In a marathon, pacing and perseverance are paramount. Few companies think critically about the strategic principles needed to endure or have the foresight to temper their pace in anticipation of the long journey that lay ahead.

Enduring companies are not one trick ponies. Companies with a long-term vision will recognize that they need to make transitions beyond a highly successful first act. Market preferences, tech capabilities, and regulations change. What was once a novel idea becomes a commodity over time. Successful businesses anticipate that they will go through cycles of maturation that demand systemic transitions.

While a principled founding team can create a great company, an enduring company requires a system of leadership that is implemented early in its history. This enables a framework of delegation and distribution of decision making throughout the organization. It is also rooted in people practices that help a company consistently recruit, develop, and retain leadership talent at all levels.

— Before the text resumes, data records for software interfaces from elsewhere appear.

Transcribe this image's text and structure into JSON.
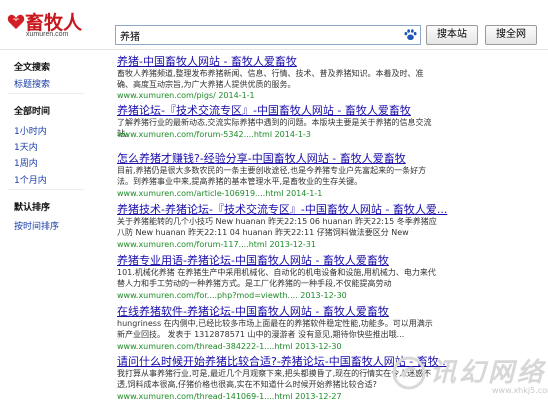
{
  "header": {
    "logo_text": "畜牧人",
    "logo_sub": "xumuren.com",
    "search_value": "养猪",
    "btn_site": "搜本站",
    "btn_web": "搜全网"
  },
  "sidebar": {
    "section1_title": "全文搜索",
    "section1_link": "标题搜索",
    "section2_title": "全部时间",
    "time_links": [
      "1小时内",
      "1天内",
      "1周内",
      "1个月内"
    ],
    "section3_title": "默认排序",
    "sort_link": "按时间排序"
  },
  "results": [
    {
      "title": "养猪-中国畜牧人网站 - 畜牧人爱畜牧",
      "snippet": "畜牧人养猪频道,整理发布养猪新闻、信息、行情、技术、普及养猪知识。本着及时、准确、高度互动宗旨,为广大养猪人提供优质的服务。",
      "url": "www.xumuren.com/pigs/ 2014-1-1"
    },
    {
      "title": "养猪论坛-『技术交流专区』-中国畜牧人网站 - 畜牧人爱畜牧",
      "snippet": "了解养猪行业的最新动态,交流实际养猪中遇到的问题。本版块主要是关于养猪的信息交流站。",
      "url": "www.xumuren.com/forum-5342....html 2014-1-3"
    },
    {
      "title": "怎么养猪才赚钱?-经验分享-中国畜牧人网站 - 畜牧人爱畜牧",
      "snippet": "目前,养猪仍是很大多数农民的一条主要创收途径,也是今养猪专业户先富起来的一条好方法。到养猪事业中来,提高养猪的基本管理水平,是畜牧业的生存关键。",
      "url": "www.xumuren.com/article-106919....html 2014-1-1"
    },
    {
      "title": "养猪技术-养猪论坛-『技术交流专区』-中国畜牧人网站 - 畜牧人爱...",
      "snippet": "关于养猪能转的几个小技巧 New huanan 昨天22:15 06 huanan 昨天22:15 冬季养猪应八防 New huanan 昨天22:11 04 huanan 昨天22:11 仔猪饲料做法要区分 New",
      "url": "www.xumuren.com/forum-117....html 2013-12-31"
    },
    {
      "title": "养猪专业用语-养猪论坛-中国畜牧人网站 - 畜牧人爱畜牧",
      "snippet": "101.机械化养猪 在养猪生产中采用机械化、自动化的机电设备和设施,用机械力、电力来代替人力和手工劳动的一种养猪方式。是工厂化养猪的一种手段,不仅能提高劳动",
      "url": "www.xumuren.com/for....php?mod=viewth.... 2013-12-30"
    },
    {
      "title": "在线养猪软件-养猪论坛-中国畜牧人网站 - 畜牧人爱畜牧",
      "snippet": "hungriness 在内侧中,已经比较多市场上面最在的养猪软件稳定性能,功能多。可以用满示新产业回技。 发表于 1312878571 山中的漫游者 没有意见,期待你快些推出哦...",
      "url": "www.xumuren.com/thread-384222-1....html 2013-12-30"
    },
    {
      "title": "请问什么时候开始养猪比较合适?-养猪论坛-中国畜牧人网站 - 畜牧...",
      "snippet": "我打算从事养猪行业,可是,最近几个月观察下来,把头都摸昏了,现在的行情实在令人迷惑不透,饲料成本很高,仔猪价格也很高,实在不知道什么时候开始养猪比较合适?",
      "url": "www.xumuren.com/thread-141069-1....html 2013-12-27"
    }
  ],
  "watermark": {
    "text": "讯幻网络",
    "url": "www.xhkj5.com"
  }
}
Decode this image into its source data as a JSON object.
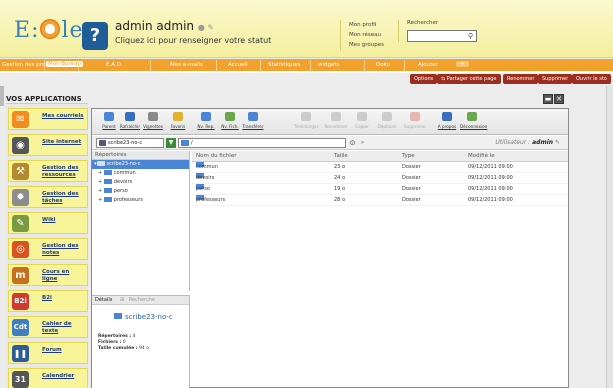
{
  "header": {
    "logo": {
      "prefix": "E",
      "suffix": "le"
    },
    "user_name": "admin admin",
    "status_prompt": "Cliquez ici pour renseigner votre statut",
    "profile_links": [
      "Mon profil",
      "Mon réseau",
      "Mes groupes"
    ],
    "search_label": "Rechercher",
    "search_value": ""
  },
  "nav": {
    "tabs": [
      "Gestion des profils",
      "Mon Bureau",
      "E.A.D.",
      "Mes e-mails",
      "Accueil",
      "Statistiques",
      "widgets",
      "Doku",
      "Ajouter"
    ],
    "active": "Mon Bureau",
    "plus": "+"
  },
  "subbar": {
    "buttons": [
      "Options",
      "Partager cette page",
      "Renommer",
      "Supprimer",
      "Ouvrir le sto"
    ]
  },
  "apps": {
    "title": "VOS APPLICATIONS",
    "items": [
      {
        "label": "Mes courriels",
        "icon": "mail-icon",
        "glyph": "✉",
        "color": "#f28c1e"
      },
      {
        "label": "Site internet",
        "icon": "globe-icon",
        "glyph": "◉",
        "color": "#555555"
      },
      {
        "label": "Gestion des ressources",
        "icon": "resources-icon",
        "glyph": "⚒",
        "color": "#b58a2e"
      },
      {
        "label": "Gestion des tâches",
        "icon": "tasks-gear-icon",
        "glyph": "✹",
        "color": "#8c8c8c"
      },
      {
        "label": "Wiki",
        "icon": "wiki-pencil-icon",
        "glyph": "✎",
        "color": "#7a9a3e"
      },
      {
        "label": "Gestion des notes",
        "icon": "notes-icon",
        "glyph": "◎",
        "color": "#d8541e"
      },
      {
        "label": "Cours en ligne",
        "icon": "courses-icon",
        "glyph": "m",
        "color": "#c86f1e"
      },
      {
        "label": "B2i",
        "icon": "b2i-icon",
        "glyph": "B2i",
        "color": "#d03a2c"
      },
      {
        "label": "Cahier de texte",
        "icon": "cdt-icon",
        "glyph": "Cdt",
        "color": "#3e7ec2"
      },
      {
        "label": "Forum",
        "icon": "forum-icon",
        "glyph": "❚❚",
        "color": "#2d5d96"
      },
      {
        "label": "Calendrier",
        "icon": "calendar-icon",
        "glyph": "31",
        "color": "#555555"
      }
    ]
  },
  "window": {
    "toolbar": [
      {
        "label": "Parent",
        "icon": "parent-folder-icon",
        "color": "#4b86d6",
        "enabled": true
      },
      {
        "label": "Rafraîchir",
        "icon": "refresh-icon",
        "color": "#3a6ec2",
        "enabled": true
      },
      {
        "label": "Vignettes",
        "icon": "thumbnails-icon",
        "color": "#8a8a8a",
        "enabled": true
      },
      {
        "label": "Favoris",
        "icon": "favorites-icon",
        "color": "#e0b22e",
        "enabled": true
      },
      {
        "label": "Nv. Rep.",
        "icon": "new-folder-icon",
        "color": "#4b86d6",
        "enabled": true
      },
      {
        "label": "Nv. Fich.",
        "icon": "new-file-icon",
        "color": "#6aa84f",
        "enabled": true
      },
      {
        "label": "Transférer",
        "icon": "upload-icon",
        "color": "#4b86d6",
        "enabled": true
      },
      {
        "label": "Télécharger",
        "icon": "download-icon",
        "color": "#8a8a8a",
        "enabled": false
      },
      {
        "label": "Renommer",
        "icon": "rename-icon",
        "color": "#8a8a8a",
        "enabled": false
      },
      {
        "label": "Copier",
        "icon": "copy-icon",
        "color": "#8a8a8a",
        "enabled": false
      },
      {
        "label": "Déplacer",
        "icon": "move-icon",
        "color": "#8a8a8a",
        "enabled": false
      },
      {
        "label": "Supprimer",
        "icon": "delete-icon",
        "color": "#d84a3a",
        "enabled": false
      },
      {
        "label": "A propos",
        "icon": "about-icon",
        "color": "#3a6ec2",
        "enabled": true
      },
      {
        "label": "Déconnexion",
        "icon": "logout-icon",
        "color": "#6aa84f",
        "enabled": true
      }
    ],
    "host": "scribe23-no-c",
    "path": "/",
    "user_prefix": "Utilisateur :",
    "user": "admin",
    "tree": {
      "header": "Répertoires",
      "root": "scribe23-no-c",
      "children": [
        "commun",
        "devoirs",
        "perso",
        "professeurs"
      ]
    },
    "details": {
      "tabs": [
        "Détails",
        "Recherche"
      ],
      "title": "scribe23-no-c",
      "folders_label": "Répertoires :",
      "folders": "4",
      "files_label": "Fichiers :",
      "files": "0",
      "size_label": "Taille cumulée :",
      "size": "94 o"
    },
    "files": {
      "columns": [
        "Nom du fichier",
        "Taille",
        "Type",
        "Modifié le"
      ],
      "rows": [
        {
          "name": "commun",
          "size": "23 o",
          "type": "Dossier",
          "modified": "09/12/2011 09:00"
        },
        {
          "name": "devoirs",
          "size": "24 o",
          "type": "Dossier",
          "modified": "09/12/2011 09:00"
        },
        {
          "name": "perso",
          "size": "19 o",
          "type": "Dossier",
          "modified": "09/12/2011 09:00"
        },
        {
          "name": "professeurs",
          "size": "28 o",
          "type": "Dossier",
          "modified": "09/12/2011 09:00"
        }
      ]
    }
  }
}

Lastly, no enduring visionary company views "maximizing shareholder wealth," as a driving force of their activity. They all accept profitability as core to sustainability, but it isn't what motivates or guides them. Instead, companies built to last have a deep commitment to a core set of values that provided the company with a sense of purpose and how they create value for others.


Inspired by: Harvard Business Review - Building a Startup That Will Last, by Hemant Taneja and Ken Chenault